The court will probably apply a reasonable care standard. If your neighbor took reasonable care to maintain the tree branch, and the tree branch did not seem to a reasonable person to be threatening to fall, then probably not. If a reasonable person could not have avoided this from happening in any way, then it will be deemed an "Act of God," and the neighbor won't be liable.
My neighbor's tree looks like it's going to fall on my house. What should I do?
Landowners are responsible for maintaining the trees on their property. Legally, they have two duties: make reasonable inspections and take care to ensure the tree is safe. If your neighbor doesn't remove the dangerous tree, and the tree does in fact cause damage, your neighbor can be held liable.
If you've spoken to your neighbor about the tree issue, and he hasn't done anything about it you do have laws that protect you. The tree may constitute a nuisance, by interfering with your use and enjoyment of your own property. You could file a nuisance claim, and if the court finds that the true is a nuisance, the court may order the tree removed.
Most cities have ordinances prohibiting property owners from keeping dangerous conditions on their property. If you call your municipality, they may remove the tree themselves or order your neighbor to do it.
Utility companies may also have an interest in the tree's removal if the tree's condition threatens any of its equipment or causes a fire hazard. A simple call to a utility company may prompt them to remove the tree themselves.
The spreading of tree roots on my land damaged my neighbor's septic tank. Do I have to compensate my neighbors?
In most states, the bothered neighbor can engage in the tree trimming or root cutting herself, and doesn't have a claim against the tree owner. Other states provide that neighbors may sue if the following conditions are met:
Where can I go for expert legal advice with a conflict involving trees and neighbors?

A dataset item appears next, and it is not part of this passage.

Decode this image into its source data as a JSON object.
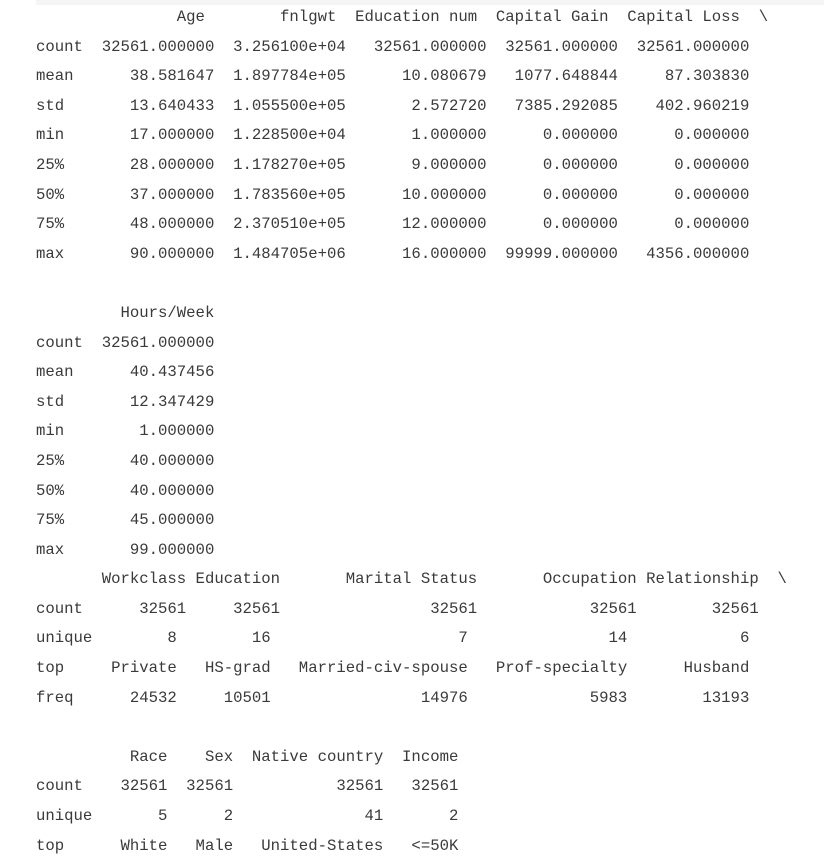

Resolving issues with neighbors and trees requires a delicate touch. A lawyer can review the facts and provide information tailored for your specific circumstances and local laws. Before taking action into your own hands, you may want to reach out to an experienced real estate attorney in your area.